By Staff | Sep 22, 2011

To the Editor:

For decades, the state of Iowa was nationally recognized for the high quality of education it provided to its young people. We could boast that our state had the highest literacy rate in the nation. The statement, “I am from Iowa” was certain to be favorably noted by a prospective employer from another state. That employer could assume, and with justification, that the prospective employee from Iowa had a well developed work ethic, good reading comprehension, a knowledge of basic mathematics, understood the power of compound interest, and knew how to compose an intelligible sentence. They also knew the young Iowan had a good grasp of American and world history and how our government is supposed to work.

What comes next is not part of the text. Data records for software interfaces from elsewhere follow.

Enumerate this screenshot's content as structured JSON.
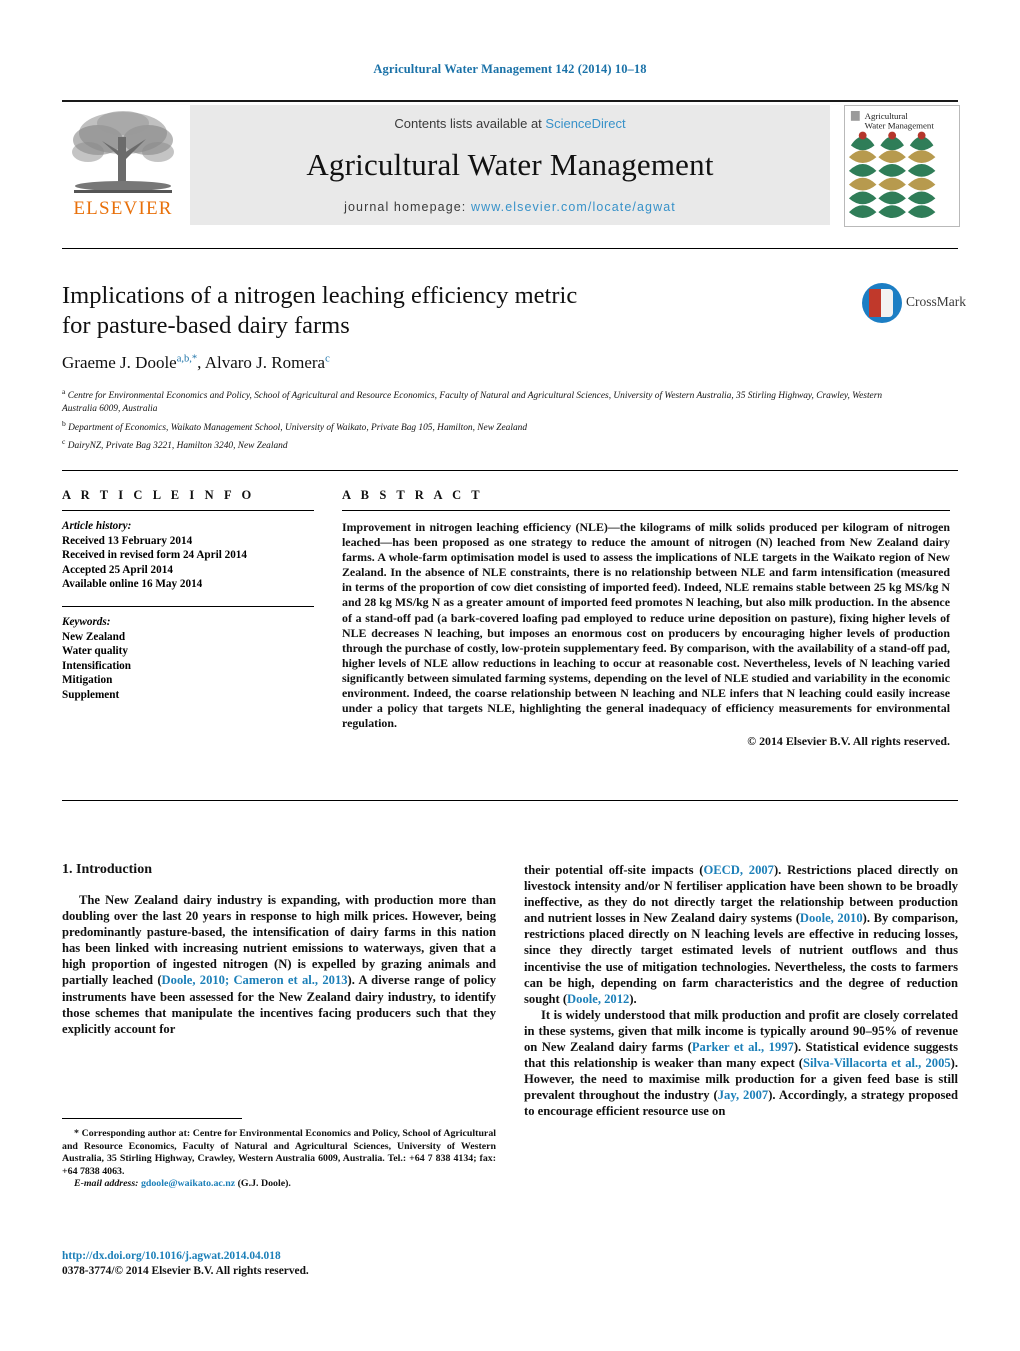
{
  "running_head": "Agricultural Water Management 142 (2014) 10–18",
  "masthead": {
    "contents_prefix": "Contents lists available at ",
    "sciencedirect": "ScienceDirect",
    "journal_title": "Agricultural Water Management",
    "homepage_prefix": "journal homepage: ",
    "homepage_url": "www.elsevier.com/locate/agwat",
    "publisher": "ELSEVIER",
    "cover_title_line1": "Agricultural",
    "cover_title_line2": "Water Management",
    "colors": {
      "link": "#3892c9",
      "publisher_orange": "#e8700a",
      "running_head": "#1b72a8",
      "panel_gray": "#e9e9e9"
    }
  },
  "crossmark": {
    "label": "CrossMark"
  },
  "article": {
    "title_line1": "Implications of a nitrogen leaching efficiency metric",
    "title_line2": "for pasture-based dairy farms",
    "authors": [
      {
        "name": "Graeme J. Doole",
        "marks": "a,b,*"
      },
      {
        "name": "Alvaro J. Romera",
        "marks": "c"
      }
    ],
    "affiliations": [
      {
        "mark": "a",
        "text": "Centre for Environmental Economics and Policy, School of Agricultural and Resource Economics, Faculty of Natural and Agricultural Sciences, University of Western Australia, 35 Stirling Highway, Crawley, Western Australia 6009, Australia"
      },
      {
        "mark": "b",
        "text": "Department of Economics, Waikato Management School, University of Waikato, Private Bag 105, Hamilton, New Zealand"
      },
      {
        "mark": "c",
        "text": "DairyNZ, Private Bag 3221, Hamilton 3240, New Zealand"
      }
    ]
  },
  "article_info": {
    "heading": "A R T I C L E   I N F O",
    "history_label": "Article history:",
    "history": [
      "Received 13 February 2014",
      "Received in revised form 24 April 2014",
      "Accepted 25 April 2014",
      "Available online 16 May 2014"
    ],
    "keywords_label": "Keywords:",
    "keywords": [
      "New Zealand",
      "Water quality",
      "Intensification",
      "Mitigation",
      "Supplement"
    ]
  },
  "abstract": {
    "heading": "A B S T R A C T",
    "text": "Improvement in nitrogen leaching efficiency (NLE)—the kilograms of milk solids produced per kilogram of nitrogen leached—has been proposed as one strategy to reduce the amount of nitrogen (N) leached from New Zealand dairy farms. A whole-farm optimisation model is used to assess the implications of NLE targets in the Waikato region of New Zealand. In the absence of NLE constraints, there is no relationship between NLE and farm intensification (measured in terms of the proportion of cow diet consisting of imported feed). Indeed, NLE remains stable between 25 kg MS/kg N and 28 kg MS/kg N as a greater amount of imported feed promotes N leaching, but also milk production. In the absence of a stand-off pad (a bark-covered loafing pad employed to reduce urine deposition on pasture), fixing higher levels of NLE decreases N leaching, but imposes an enormous cost on producers by encouraging higher levels of production through the purchase of costly, low-protein supplementary feed. By comparison, with the availability of a stand-off pad, higher levels of NLE allow reductions in leaching to occur at reasonable cost. Nevertheless, levels of N leaching varied significantly between simulated farming systems, depending on the level of NLE studied and variability in the economic environment. Indeed, the coarse relationship between N leaching and NLE infers that N leaching could easily increase under a policy that targets NLE, highlighting the general inadequacy of efficiency measurements for environmental regulation.",
    "copyright": "© 2014 Elsevier B.V. All rights reserved."
  },
  "introduction": {
    "heading": "1.  Introduction",
    "left_para1_a": "The New Zealand dairy industry is expanding, with production more than doubling over the last 20 years in response to high milk prices. However, being predominantly pasture-based, the intensification of dairy farms in this nation has been linked with increasing nutrient emissions to waterways, given that a high proportion of ingested nitrogen (N) is expelled by grazing animals and partially leached (",
    "left_ref1": "Doole, 2010; Cameron et al., 2013",
    "left_para1_b": "). A diverse range of policy instruments have been assessed for the New Zealand dairy industry, to identify those schemes that manipulate the incentives facing producers such that they explicitly account for",
    "right_para1_a": "their potential off-site impacts (",
    "right_ref1": "OECD, 2007",
    "right_para1_b": "). Restrictions placed directly on livestock intensity and/or N fertiliser application have been shown to be broadly ineffective, as they do not directly target the relationship between production and nutrient losses in New Zealand dairy systems (",
    "right_ref2": "Doole, 2010",
    "right_para1_c": "). By comparison, restrictions placed directly on N leaching levels are effective in reducing losses, since they directly target estimated levels of nutrient outflows and thus incentivise the use of mitigation technologies. Nevertheless, the costs to farmers can be high, depending on farm characteristics and the degree of reduction sought (",
    "right_ref3": "Doole, 2012",
    "right_para1_d": ").",
    "right_para2_a": "It is widely understood that milk production and profit are closely correlated in these systems, given that milk income is typically around 90–95% of revenue on New Zealand dairy farms (",
    "right_ref4": "Parker et al., 1997",
    "right_para2_b": "). Statistical evidence suggests that this relationship is weaker than many expect (",
    "right_ref5": "Silva-Villacorta et al., 2005",
    "right_para2_c": "). However, the need to maximise milk production for a given feed base is still prevalent throughout the industry (",
    "right_ref6": "Jay, 2007",
    "right_para2_d": "). Accordingly, a strategy proposed to encourage efficient resource use on"
  },
  "footnote": {
    "marker": "*",
    "corresponding": "Corresponding author at: Centre for Environmental Economics and Policy, School of Agricultural and Resource Economics, Faculty of Natural and Agricultural Sciences, University of Western Australia, 35 Stirling Highway, Crawley, Western Australia 6009, Australia. Tel.: +64 7 838 4134; fax: +64 7838 4063.",
    "email_label": "E-mail address:",
    "email": "gdoole@waikato.ac.nz",
    "email_suffix": "(G.J. Doole).",
    "doi": "http://dx.doi.org/10.1016/j.agwat.2014.04.018",
    "issn": "0378-3774/© 2014 Elsevier B.V. All rights reserved."
  }
}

It would not be totally off the mark to say that Iowa’s educational reputation has slipped. It would not be inaccurate to also conclude that Iowa’s prior reputation of educational excellence was built primarily upon the achievements of graduates of its small schools. The remaining small schools in Iowa continue to do a good job, despite handicaps of declining rural population and more absentee ownership of farmland. In prior decades, passing any bond issue was a matter of pride. Today, many landowners regard the schools as a problem that should be of no concern to them.

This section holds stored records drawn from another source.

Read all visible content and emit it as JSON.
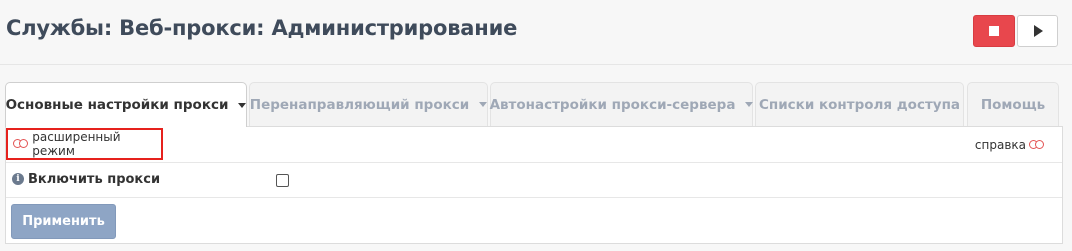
{
  "header": {
    "title": "Службы: Веб-прокси: Администрирование",
    "stop_icon": "stop-icon",
    "play_icon": "play-icon",
    "colors": {
      "stop": "#e8474d"
    }
  },
  "tabs": [
    {
      "label": "Основные настройки прокси",
      "active": true,
      "has_dropdown": true
    },
    {
      "label": "Перенаправляющий прокси",
      "active": false,
      "has_dropdown": true
    },
    {
      "label": "Автонастройки прокси-сервера",
      "active": false,
      "has_dropdown": true
    },
    {
      "label": "Списки контроля доступа",
      "active": false,
      "has_dropdown": false
    },
    {
      "label": "Помощь",
      "active": false,
      "has_dropdown": false
    }
  ],
  "form": {
    "advanced_mode_label": "расширенный режим",
    "help_label": "справка",
    "enable_proxy_label": "Включить прокси",
    "enable_proxy_checked": false,
    "apply_label": "Применить"
  }
}
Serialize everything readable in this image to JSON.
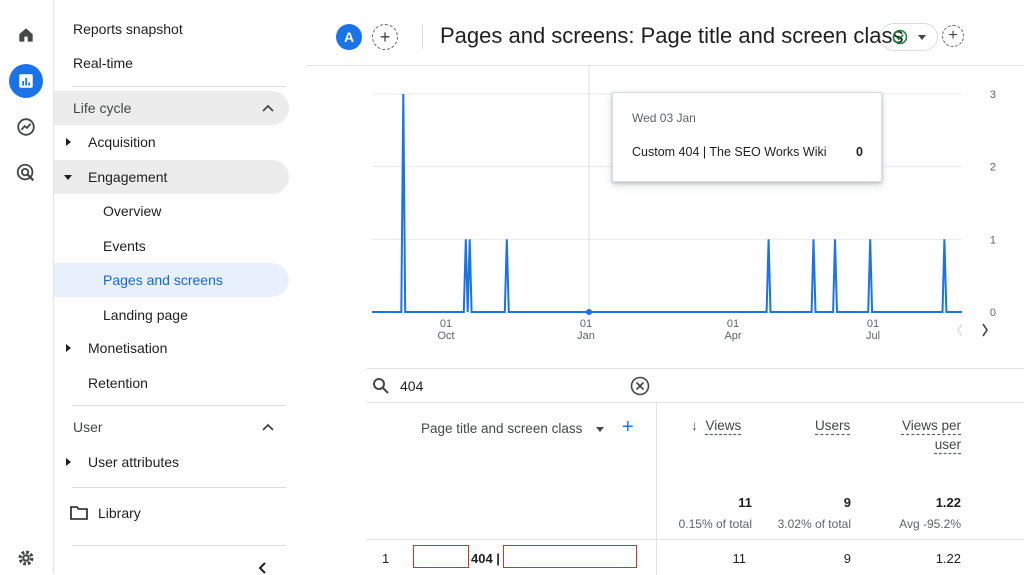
{
  "rail": {
    "icons": [
      "home-icon",
      "reports-icon",
      "explore-icon",
      "advertising-icon",
      "settings-icon"
    ]
  },
  "nav": {
    "reports_snapshot": "Reports snapshot",
    "realtime": "Real-time",
    "lifecycle": "Life cycle",
    "acquisition": "Acquisition",
    "engagement": "Engagement",
    "overview": "Overview",
    "events": "Events",
    "pages_and_screens": "Pages and screens",
    "landing_page": "Landing page",
    "monetisation": "Monetisation",
    "retention": "Retention",
    "user": "User",
    "user_attributes": "User attributes",
    "library": "Library"
  },
  "header": {
    "avatar_letter": "A",
    "title": "Pages and screens: Page title and screen class"
  },
  "chart_data": {
    "type": "line",
    "x_tick_labels": [
      {
        "day": "01",
        "month": "Oct"
      },
      {
        "day": "01",
        "month": "Jan"
      },
      {
        "day": "01",
        "month": "Apr"
      },
      {
        "day": "01",
        "month": "Jul"
      }
    ],
    "y_ticks": [
      0,
      1,
      2,
      3
    ],
    "ylim": [
      0,
      3
    ],
    "series_values": [
      0,
      0,
      0,
      0,
      0,
      0,
      0,
      0,
      0,
      0,
      0,
      0,
      0,
      0,
      0,
      0,
      3,
      0,
      0,
      0,
      0,
      0,
      0,
      0,
      0,
      0,
      0,
      0,
      0,
      0,
      0,
      0,
      0,
      0,
      0,
      0,
      0,
      0,
      0,
      0,
      0,
      0,
      0,
      0,
      0,
      0,
      0,
      0,
      1,
      0,
      1,
      0,
      0,
      0,
      0,
      0,
      0,
      0,
      0,
      0,
      0,
      0,
      0,
      0,
      0,
      0,
      0,
      0,
      0,
      1,
      0,
      0,
      0,
      0,
      0,
      0,
      0,
      0,
      0,
      0,
      0,
      0,
      0,
      0,
      0,
      0,
      0,
      0,
      0,
      0,
      0,
      0,
      0,
      0,
      0,
      0,
      0,
      0,
      0,
      0,
      0,
      0,
      0,
      0,
      0,
      0,
      0,
      0,
      0,
      0,
      0,
      0,
      0,
      0,
      0,
      0,
      0,
      0,
      0,
      0,
      0,
      0,
      0,
      0,
      0,
      0,
      0,
      0,
      0,
      0,
      0,
      0,
      0,
      0,
      0,
      0,
      0,
      0,
      0,
      0,
      0,
      0,
      0,
      0,
      0,
      0,
      0,
      0,
      0,
      0,
      0,
      0,
      0,
      0,
      0,
      0,
      0,
      0,
      0,
      0,
      0,
      0,
      0,
      0,
      0,
      0,
      0,
      0,
      0,
      0,
      0,
      0,
      0,
      0,
      0,
      0,
      0,
      0,
      0,
      0,
      0,
      0,
      0,
      0,
      0,
      0,
      0,
      0,
      0,
      0,
      0,
      0,
      0,
      0,
      0,
      0,
      0,
      0,
      0,
      0,
      0,
      0,
      0,
      1,
      0,
      0,
      0,
      0,
      0,
      0,
      0,
      0,
      0,
      0,
      0,
      0,
      0,
      0,
      0,
      0,
      0,
      0,
      0,
      0,
      0,
      0,
      1,
      0,
      0,
      0,
      0,
      0,
      0,
      0,
      0,
      0,
      0,
      1,
      0,
      0,
      0,
      0,
      0,
      0,
      0,
      0,
      0,
      0,
      0,
      0,
      0,
      0,
      0,
      0,
      0,
      1,
      0,
      0,
      0,
      0,
      0,
      0,
      0,
      0,
      0,
      0,
      0,
      0,
      0,
      0,
      0,
      0,
      0,
      0,
      0,
      0,
      0,
      0,
      0,
      0,
      0,
      0,
      0,
      0,
      0,
      0,
      0,
      0,
      0,
      0,
      0,
      0,
      0,
      1,
      0,
      0,
      0,
      0,
      0,
      0,
      0,
      0,
      0
    ],
    "tooltip": {
      "date": "Wed 03 Jan",
      "label": "Custom 404 | The SEO Works Wiki",
      "value": "0"
    },
    "line_color": "#1a73e8"
  },
  "search": {
    "value": "404"
  },
  "table": {
    "dimension_header": "Page title and screen class",
    "columns": [
      {
        "label": "Views",
        "sort": "↓"
      },
      {
        "label": "Users"
      },
      {
        "label_line1": "Views per",
        "label_line2": "user"
      }
    ],
    "totals": {
      "views": "11",
      "views_sub": "0.15% of total",
      "users": "9",
      "users_sub": "3.02% of total",
      "vpu": "1.22",
      "vpu_sub": "Avg -95.2%"
    },
    "rows": [
      {
        "index": "1",
        "title_visible": "404 |",
        "views": "11",
        "users": "9",
        "vpu": "1.22"
      }
    ]
  }
}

Palo Alto County has some unique resources that would seem to offer possibilities for a new approach. With some new and innovative thinking, such a model would be financially efficient and would offer a more diverse set of educational opportunities, not only for those students who aspire to higher education, but also for those students who are blessed with other talents that need to be identified and developed.

First, existing bricks and mortar should be preserved, because it will be needed. Building a large central school would take resources that could be better used elsewhere.

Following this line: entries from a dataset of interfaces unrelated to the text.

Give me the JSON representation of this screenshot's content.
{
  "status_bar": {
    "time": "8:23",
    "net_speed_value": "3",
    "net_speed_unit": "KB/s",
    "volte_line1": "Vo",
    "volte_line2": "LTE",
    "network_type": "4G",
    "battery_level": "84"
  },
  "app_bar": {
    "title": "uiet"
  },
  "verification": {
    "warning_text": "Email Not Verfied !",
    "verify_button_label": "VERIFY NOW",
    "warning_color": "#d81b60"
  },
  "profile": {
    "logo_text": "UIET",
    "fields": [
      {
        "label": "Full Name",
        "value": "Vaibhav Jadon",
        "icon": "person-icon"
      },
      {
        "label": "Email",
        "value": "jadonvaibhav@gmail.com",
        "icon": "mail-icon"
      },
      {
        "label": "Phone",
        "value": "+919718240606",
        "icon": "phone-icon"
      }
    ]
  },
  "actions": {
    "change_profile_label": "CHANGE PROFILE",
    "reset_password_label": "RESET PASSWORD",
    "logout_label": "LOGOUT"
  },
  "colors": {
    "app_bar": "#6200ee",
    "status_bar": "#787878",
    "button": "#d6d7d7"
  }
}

Second, an obvious target for more effective use of available funds is to reduce administrative overhead. Establishing a single county educational budget and a central administrative staff might be logical. In past years, the superintendents and principals of Iowa’s small schools were not strictly administrators, but also taught classes and performed other duties as well. This did not detract from the efficient operation of the school or achievement of its educational objectives.

Third, the resources of Iowa Lakes Community College should be incorporated into the total mix of student options. During the days of the one room schools, each of these districts paid tuition to a high school in the area if the student wanted to go beyond an eighth grade education. Something similar could be done to accommodate the goals of those students who want to aggressively pursue an advanced college prep program. Likewise, the technical training resources of the college could help students who do not plan to attend a four year college to identify their own unique abilities and start to develop them.

Under this system, each of the existing schools in the county would retain their individual identity, and, when possible, its athletic teams, but a wider array of educational options would be available.

This is a tough issue that touches deep issues of local control and community pride, but if the real objective is recognized, namely better educational opportunities for our young people, the need to explore new options becomes apparent, if not vital.

Sincerely, (signed) Alan Oppedal

Ruthven, IA